Dataset rows for apps and sites:
★ ★ ★ ★ ★ ★ ★

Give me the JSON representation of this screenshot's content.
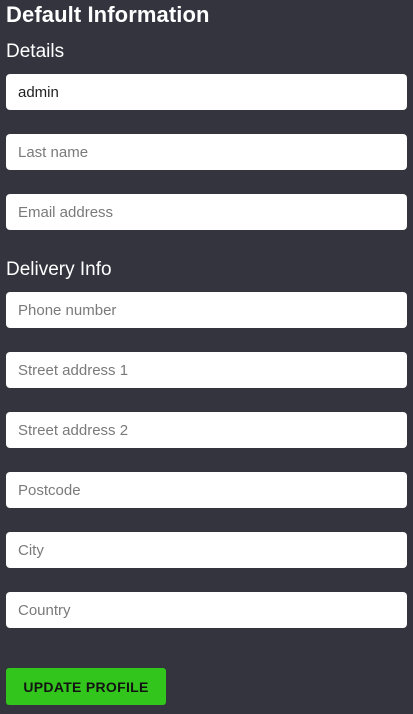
{
  "page": {
    "title": "Default Information"
  },
  "details": {
    "heading": "Details",
    "first_name": {
      "value": "admin",
      "placeholder": ""
    },
    "last_name": {
      "value": "",
      "placeholder": "Last name"
    },
    "email": {
      "value": "",
      "placeholder": "Email address"
    }
  },
  "delivery": {
    "heading": "Delivery Info",
    "phone": {
      "value": "",
      "placeholder": "Phone number"
    },
    "street1": {
      "value": "",
      "placeholder": "Street address 1"
    },
    "street2": {
      "value": "",
      "placeholder": "Street address 2"
    },
    "postcode": {
      "value": "",
      "placeholder": "Postcode"
    },
    "city": {
      "value": "",
      "placeholder": "City"
    },
    "country": {
      "value": "",
      "placeholder": "Country"
    }
  },
  "actions": {
    "update_label": "UPDATE PROFILE"
  },
  "colors": {
    "background": "#33343e",
    "button": "#32c51b"
  }
}
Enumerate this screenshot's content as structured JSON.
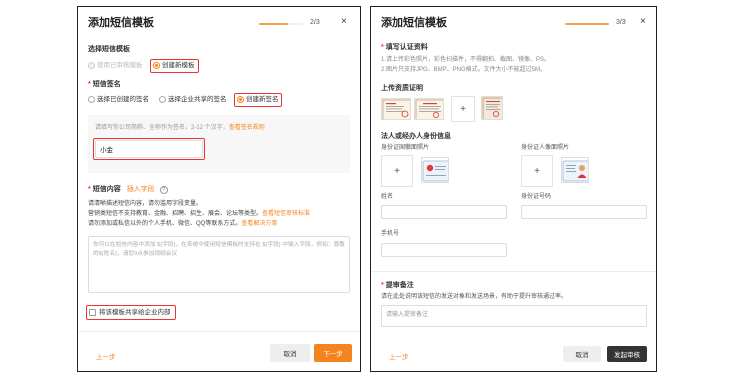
{
  "dialog1": {
    "title": "添加短信模板",
    "step": "2/3",
    "close": "×",
    "progress": 0.66,
    "template_section": {
      "label": "选择短信模板",
      "option_existing": "使用已审核模板",
      "option_new": "创建新模板"
    },
    "sign_section": {
      "label": "短信签名",
      "option_mine": "选择已创建的签名",
      "option_shared": "选择企业共享的签名",
      "option_new": "创建新签名",
      "hint": "请填写你公司简称、全称作为签名，2-12 个汉字，",
      "hint_link": "查看签名规则",
      "value": "小金"
    },
    "content_section": {
      "label": "短信内容",
      "insert_link": "插入字段",
      "help": "?",
      "desc1": "请清晰描述短信内容，请勿滥用字段变量。",
      "desc2": "营销类短信不支持教育、金融、招聘、招生、展会、论坛等类型。",
      "desc2_link": "查看短信审核标准",
      "desc3": "请勿添加或私信以外的个人手机、微信、QQ等联系方式。",
      "desc3_link": "查看解决方案",
      "placeholder": "你可以在短信内容中添加 ${字段}，在系统中使用短信模板时支持在 ${字段} 中输入字段，例如：尊敬的${姓名}，请您9点参加视频会议"
    },
    "share_checkbox": "将该模板共享给企业内部",
    "back": "上一步",
    "cancel": "取消",
    "next": "下一步"
  },
  "dialog2": {
    "title": "添加短信模板",
    "step": "3/3",
    "close": "×",
    "progress": 1.0,
    "cert_section": {
      "label": "填写认证资料",
      "note1": "1.请上传彩色照片，彩色扫描件，不得翻拍、截图、镜像、PS。",
      "note2": "2.图片只支持JPG、BMP、PNG格式，文件大小不能超过5M。"
    },
    "qualification": {
      "label": "上传资质证明",
      "plus": "+"
    },
    "legal": {
      "label": "法人或经办人身份信息",
      "id_front": "身份证国徽面照片",
      "id_portrait": "身份证人像面照片",
      "plus": "+",
      "name_label": "姓名",
      "id_number_label": "身份证号码",
      "phone_label": "手机号"
    },
    "remark": {
      "label": "提审备注",
      "desc": "请在此处说明该短信的发送对象和发送场景，有助于提升审核通过率。",
      "placeholder": "请输入提审备注"
    },
    "back": "上一步",
    "cancel": "取消",
    "submit": "发起审核"
  }
}
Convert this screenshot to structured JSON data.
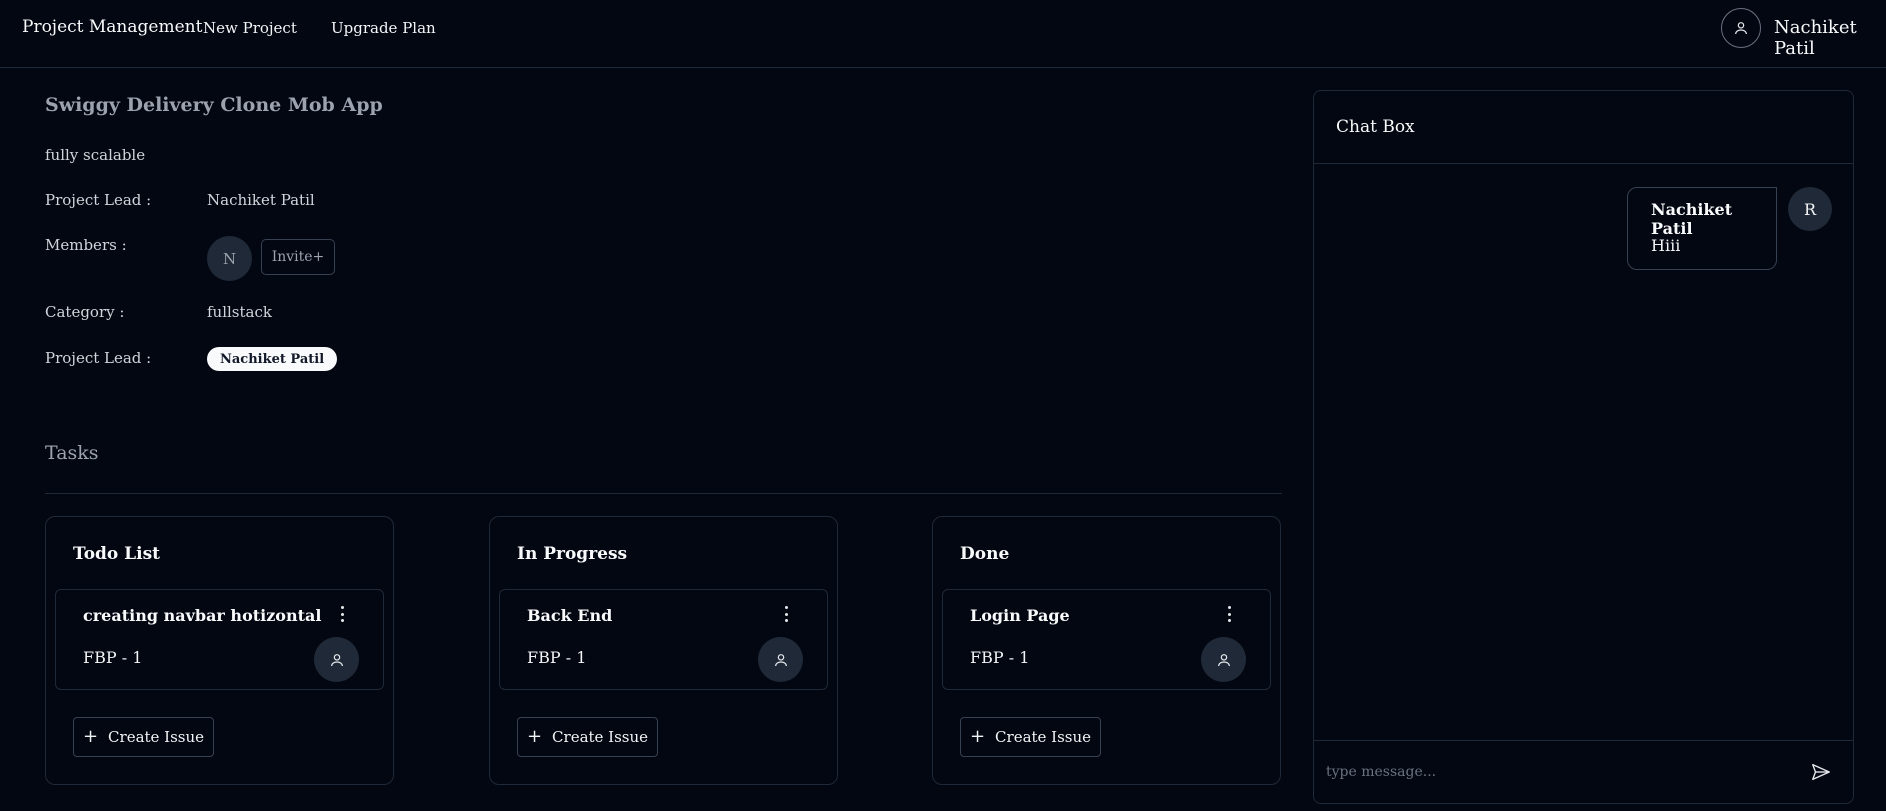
{
  "navbar": {
    "brand": "Project Management",
    "new_project": "New Project",
    "upgrade_plan": "Upgrade Plan",
    "user_name": "Nachiket Patil"
  },
  "project": {
    "title": "Swiggy Delivery Clone Mob App",
    "description": "fully scalable",
    "lead_label": "Project Lead :",
    "lead_value": "Nachiket Patil",
    "members_label": "Members :",
    "member_initial": "N",
    "invite_label": "Invite+",
    "category_label": "Category :",
    "category_value": "fullstack",
    "lead2_label": "Project Lead :",
    "lead2_badge": "Nachiket Patil"
  },
  "tasks": {
    "title": "Tasks",
    "columns": [
      {
        "title": "Todo List",
        "issue": {
          "title": "creating navbar hotizontal",
          "id": "FBP - 1"
        },
        "create_label": "Create Issue"
      },
      {
        "title": "In Progress",
        "issue": {
          "title": "Back End",
          "id": "FBP - 1"
        },
        "create_label": "Create Issue"
      },
      {
        "title": "Done",
        "issue": {
          "title": "Login Page",
          "id": "FBP - 1"
        },
        "create_label": "Create Issue"
      }
    ]
  },
  "chat": {
    "title": "Chat Box",
    "messages": [
      {
        "sender": "Nachiket Patil",
        "text": "Hiii",
        "avatar": "R"
      }
    ],
    "input_placeholder": "type message..."
  },
  "icons": {
    "user": "user-icon",
    "more": "more-vertical-icon",
    "plus": "plus-icon",
    "send": "send-icon"
  },
  "colors": {
    "background": "#030712",
    "border": "#1f2937",
    "text": "#f9fafb",
    "muted": "#9ca3af"
  }
}
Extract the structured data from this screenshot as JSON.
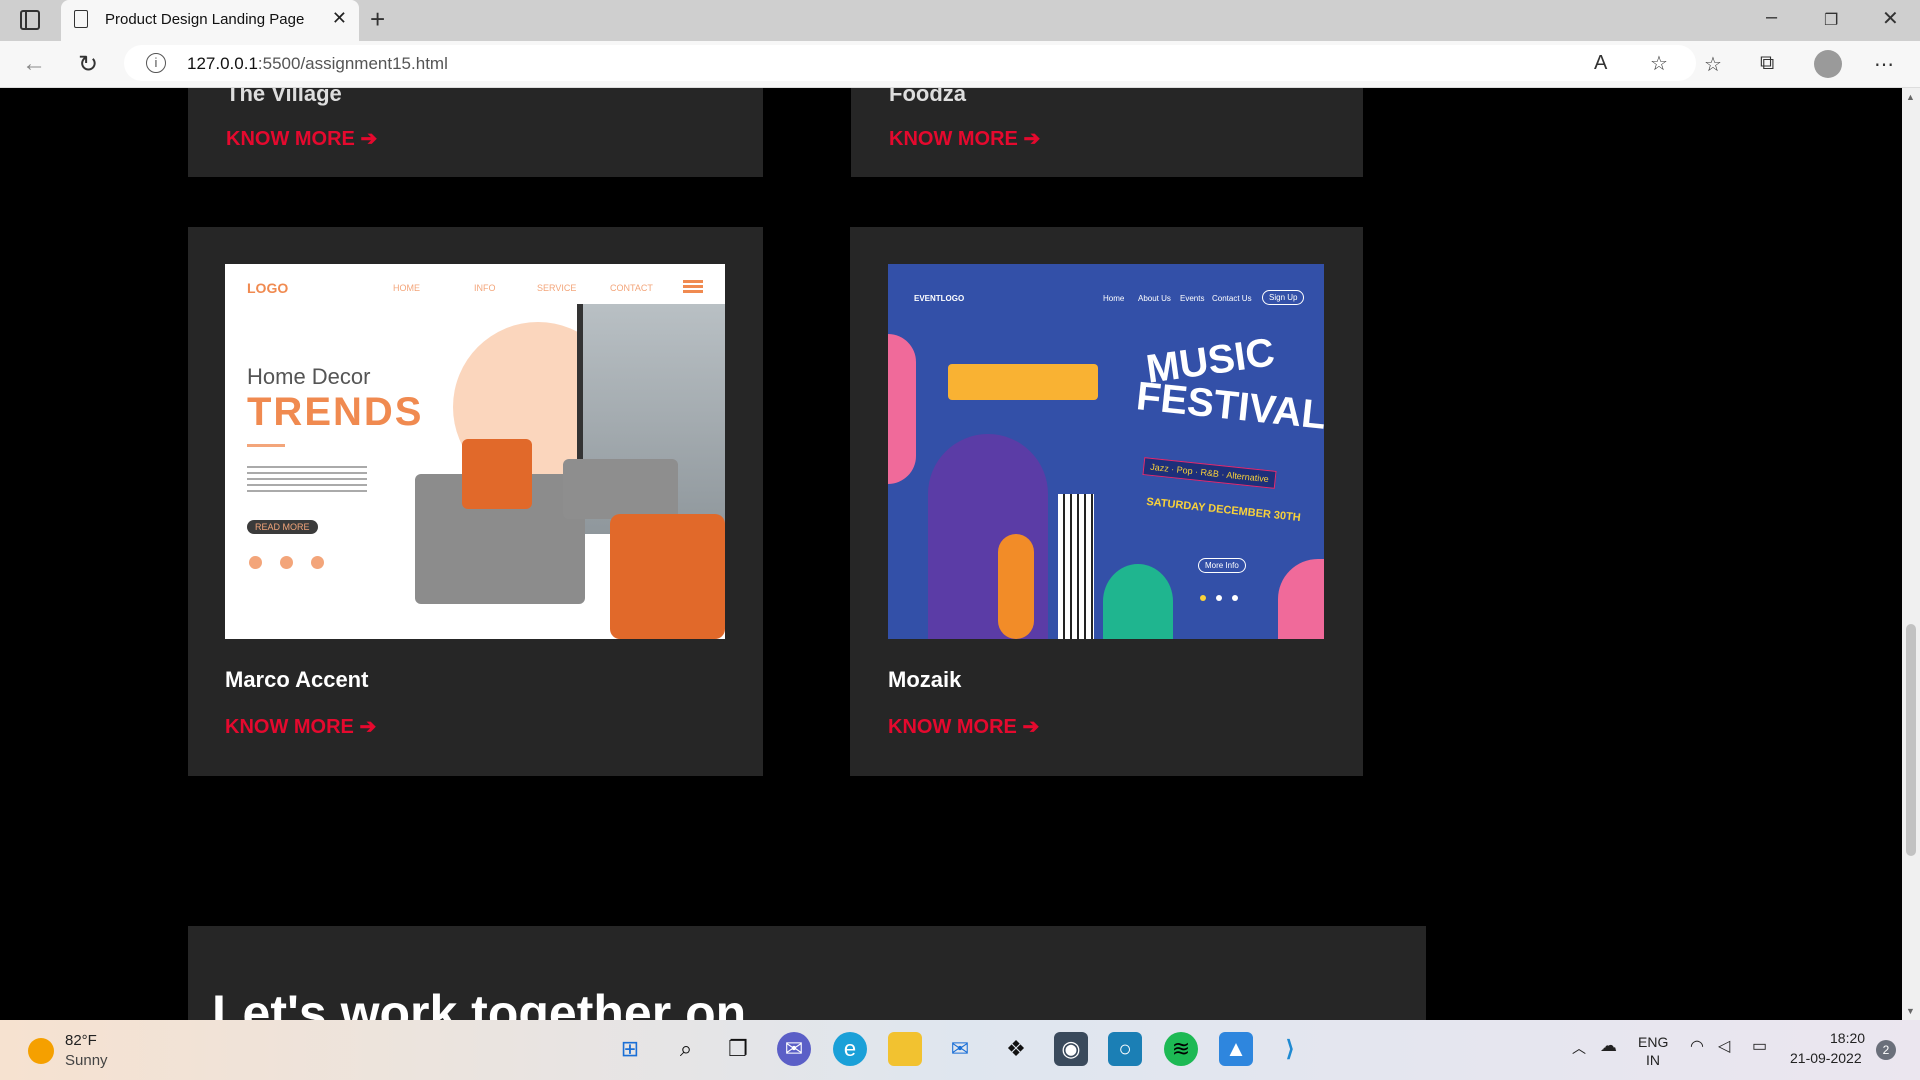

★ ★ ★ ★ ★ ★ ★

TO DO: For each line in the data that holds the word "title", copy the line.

PROBLEM SOLUTION:
    "title": "Default Information"
    "title": "添加短信模板",
    "title": "添加短信模板",
    "title": "Swiggy Delivery Clone Mob App",
    "title": "Tasks",
        "title": "Todo List",
          "title": "creating navbar hotizontal",
        "title": "In Progress",
          "title": "Back End",
        "title": "Done",
          "title": "Login Page",
    "title": "Chat Box",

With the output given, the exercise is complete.